A common mistake many traders make is thinking that they must be in constant motion, buying and selling every move in the market. We see people on the floor of exchanges yelling out their orders, or hyperactive traders flipping for pennies, and it gives us the impression that we should be in perpetual motion in order to gain an edge.
There are times when traders need to move rapidly and make buy and sell decisions quickly, but effective trading also requires that there be periods of time when we sit patiently and do little. One of the hallmarks of good traders is that they can quickly make big and aggressive trades and then shift back to watchfully waiting as opportunities develop again.
Most of the time, the best traders are doing very little actual trading. When they do act, they are decisive and aggressive and then they go back to sitting patiently while they do research and look for the next candidate for a trade.
Some of the worst trades that we make are those that occur when we are bored and itching for action. Personally, I find that I have an inclination to hope for market pullbacks to shake things up, and that makes me more inclined to take index shorts when I trade out of boredom. I have to stay conscious of this bias in order to avoid it.
Here is an example of how I am using a combination of quick, decisive action and patience to approach a position in a stock that I like in a longer-term timeframe of a few months or so.
Trade Desk (TTD) provides tools for buying and managing advertising. It posted very strong earnings and then announced and priced a secondary. I want to build a good-size position in this stock, but I want to make sure I take advantage of the volatility that is likely to create some attractive entry points along the way.
When the company announced its earnings, I moved quickly to take an initial position, but I had to be patient to see how much momentum it had. An announcement of an offering was greeted with a positive response, so I knew I would want to add some once it was priced. I stayed patient waiting for the pricing and then added at that point. I'm patiently waiting again for another entry point to develop. The stock is doing what I want and I'm tempted to rush my buying because I don't see much else I like right now. When the time is right, I'm going to add a sizable chunk, but I don't know when that might be. I'm willing to be patient, and that changes the feel of the trade.
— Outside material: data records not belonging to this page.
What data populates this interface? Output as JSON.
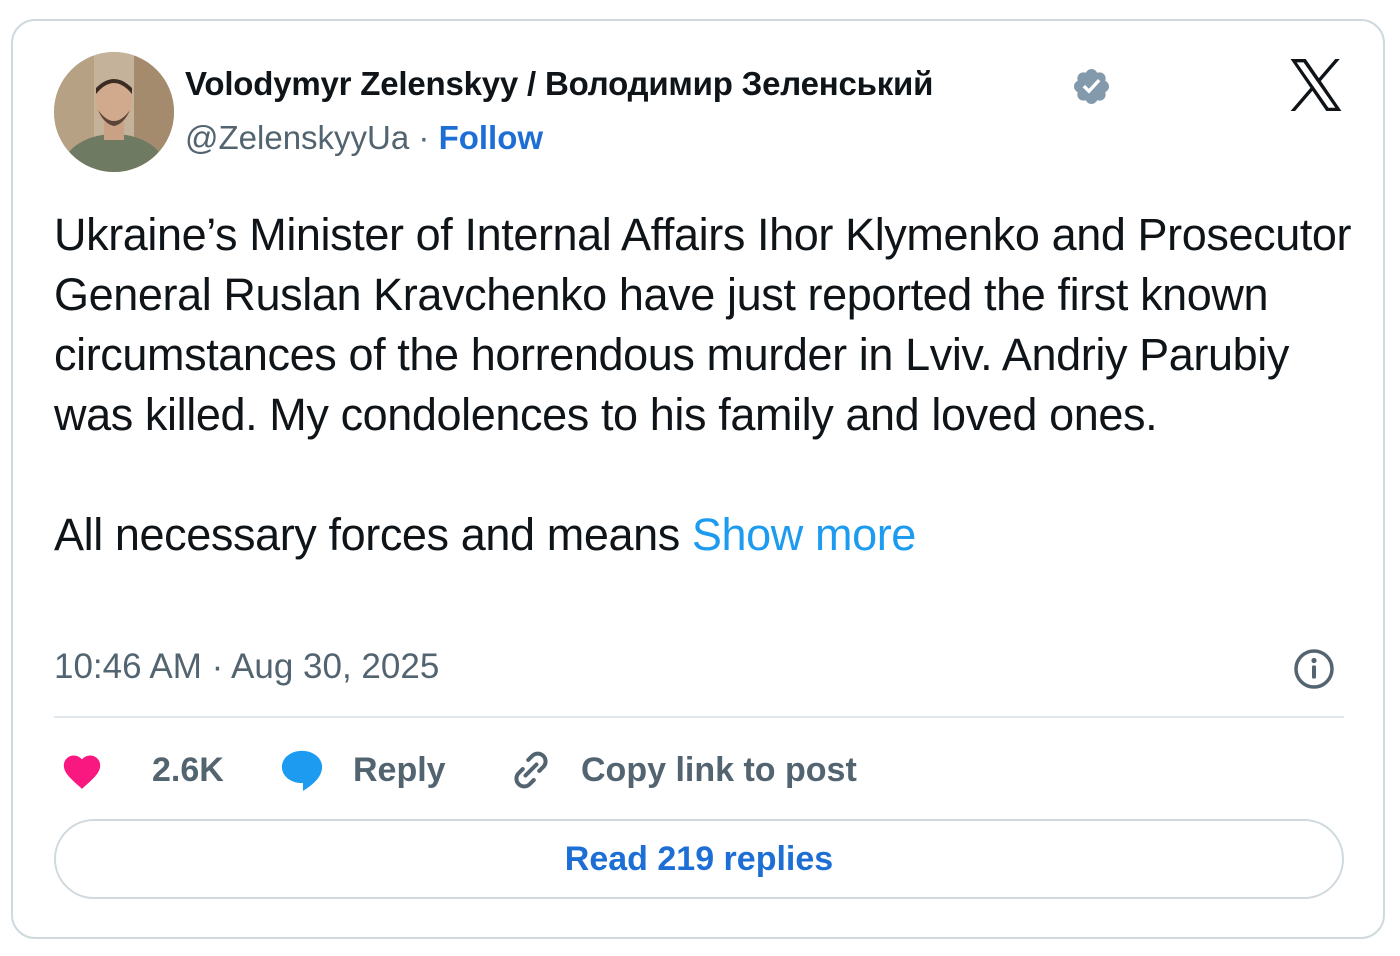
{
  "author": {
    "name": "Volodymyr Zelenskyy / Володимир Зеленський",
    "handle": "@ZelenskyyUa",
    "separator": "·",
    "follow_label": "Follow"
  },
  "post": {
    "paragraph_1": "Ukraine’s Minister of Internal Affairs Ihor Klymenko and Prosecutor General Ruslan Kravchenko have just reported the first known circumstances of the horrendous murder in Lviv. Andriy Parubiy was killed. My condolences to his family and loved ones.",
    "paragraph_2": "All necessary forces and means",
    "show_more_label": "Show more",
    "timestamp": "10:46 AM · Aug 30, 2025"
  },
  "actions": {
    "like_count": "2.6K",
    "reply_label": "Reply",
    "copy_link_label": "Copy link to post"
  },
  "read_replies_label": "Read 219 replies",
  "icons": {
    "verified": "verified-badge-icon",
    "x_logo": "x-logo-icon",
    "info": "info-icon",
    "like": "heart-icon",
    "reply": "speech-bubble-icon",
    "copy": "link-icon"
  },
  "colors": {
    "link_blue": "#1d6fd6",
    "show_more_blue": "#1d9bf0",
    "heart_pink": "#f91880",
    "text_dark": "#0f1419",
    "text_muted": "#536471",
    "border": "#cfd9de",
    "verified_gray": "#829aab"
  }
}
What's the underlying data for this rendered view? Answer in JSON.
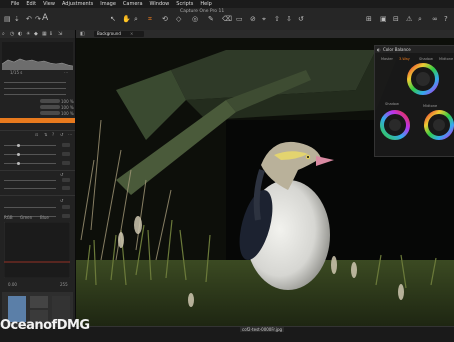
{
  "menubar": {
    "items": [
      "File",
      "Edit",
      "View",
      "Adjustments",
      "Image",
      "Camera",
      "Window",
      "Scripts",
      "Help"
    ]
  },
  "window": {
    "title": "Capture One Pro 11"
  },
  "viewer": {
    "tab_label": "Background",
    "filename": "cof2-test-0000Fr.jpg"
  },
  "left_panel": {
    "histogram_label": "1/15 s",
    "percent_values": [
      "100 %",
      "100 %",
      "100 %"
    ],
    "stepper_values": [
      "0",
      "0",
      "0",
      "0",
      "0"
    ],
    "curve_tabs": [
      "RGB",
      "Green",
      "Blue"
    ],
    "curve_values": [
      "0.00",
      "255"
    ]
  },
  "color_balance": {
    "title": "Color Balance",
    "tabs": [
      "Master",
      "3-Way",
      "Shadow",
      "Midtone"
    ],
    "active_tab": "3-Way",
    "wheel_labels": [
      "Shadow",
      "Midtone"
    ]
  },
  "watermark": {
    "text_a": "Oceanof",
    "text_b": "DMG"
  },
  "colors": {
    "accent": "#e87a1e",
    "panel": "#222222",
    "toolbar": "#262626"
  }
}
To produce superior trading results, cultivate patience combined with quick, decisive action. Find a stock and make a plan on how you will do just that.